“Much of mainstream modern medicine centers on using pharmaceuticals to make chemical or molecular changes inside the body to treat disease,” said Dino Di Carlo, UCLA professor of bioengineering and the principal investigator of the study. “However, recent breakthroughs in the control of forces at small scales have opened up a new treatment idea — using physical force to kick-start helpful changes inside cells. There’s a long way to go, but this early work shows this path toward so-called ‘mechanoceuticals’ is a promising one.”
The bioengineers and researchers used small magnetic particles inside a gel to control cell proteins on a cell’s membrane that respond to mechanical stimulation, and control the flow of certain ions. These proteins play a role in the sensations of touch and pain.

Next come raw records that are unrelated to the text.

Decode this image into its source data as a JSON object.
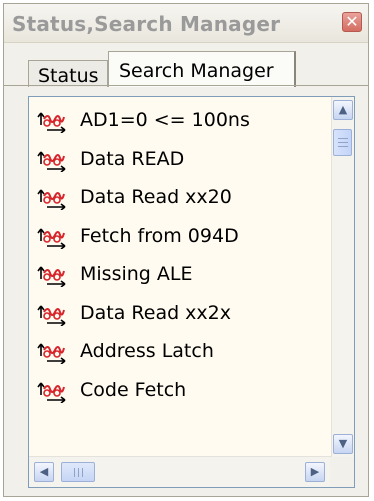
{
  "window": {
    "title": "Status,Search Manager",
    "close_glyph": "✕"
  },
  "tabs": [
    {
      "label": "Status",
      "active": false
    },
    {
      "label": "Search Manager",
      "active": true
    }
  ],
  "list": {
    "items": [
      {
        "label": "AD1=0 <= 100ns",
        "icon": "search-filter-icon"
      },
      {
        "label": "Data READ",
        "icon": "search-filter-icon"
      },
      {
        "label": "Data Read xx20",
        "icon": "search-filter-icon"
      },
      {
        "label": "Fetch from 094D",
        "icon": "search-filter-icon"
      },
      {
        "label": "Missing ALE",
        "icon": "search-filter-icon"
      },
      {
        "label": "Data Read xx2x",
        "icon": "search-filter-icon"
      },
      {
        "label": "Address Latch",
        "icon": "search-filter-icon"
      },
      {
        "label": "Code Fetch",
        "icon": "search-filter-icon"
      }
    ]
  },
  "scrollbar": {
    "up_glyph": "▲",
    "down_glyph": "▼",
    "left_glyph": "◀",
    "right_glyph": "▶"
  },
  "colors": {
    "list_background": "#fffbf0",
    "icon_red": "#d8242b",
    "scroll_accent": "#c7d5f2"
  }
}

“Our results show that through exploiting ‘neural network homeostasis,’ which is the idea of returning a biological system to a stable state, it is possible to lessen the signals of pain through the nervous system,” said Andy Kah Ping Tay, a recent UCLA doctoral graduate who was the lead author of the study. “Ultimately, this could lead to new ways to provide therapeutic pain relief.”
To make the magnetized gel, they started with a polymer, hyaluronic acid, and a gel-like material found naturally in the spinal cord and the brain, which helps provide structural support to cells in those parts of the body.
The researchers put tiny magnetic particles into the biocompatible gel. Next, they grew a type of primary neural cell — dorsal root ganglion neurons — in the gel.
In laboratory tests, they applied a magnetic field to generate a “pulling” force on the particles, which was transmitted through the gel to the embedded cells.
They found that the magnetically induced mechanical forces led to an increase in calcium ions in the neurons. This influx of ions indicates that the neurons responded to the forces. By increasing the force steadily over time, the researchers found that the neurons adapted to the continuous stimulation by reducing the signals for pain.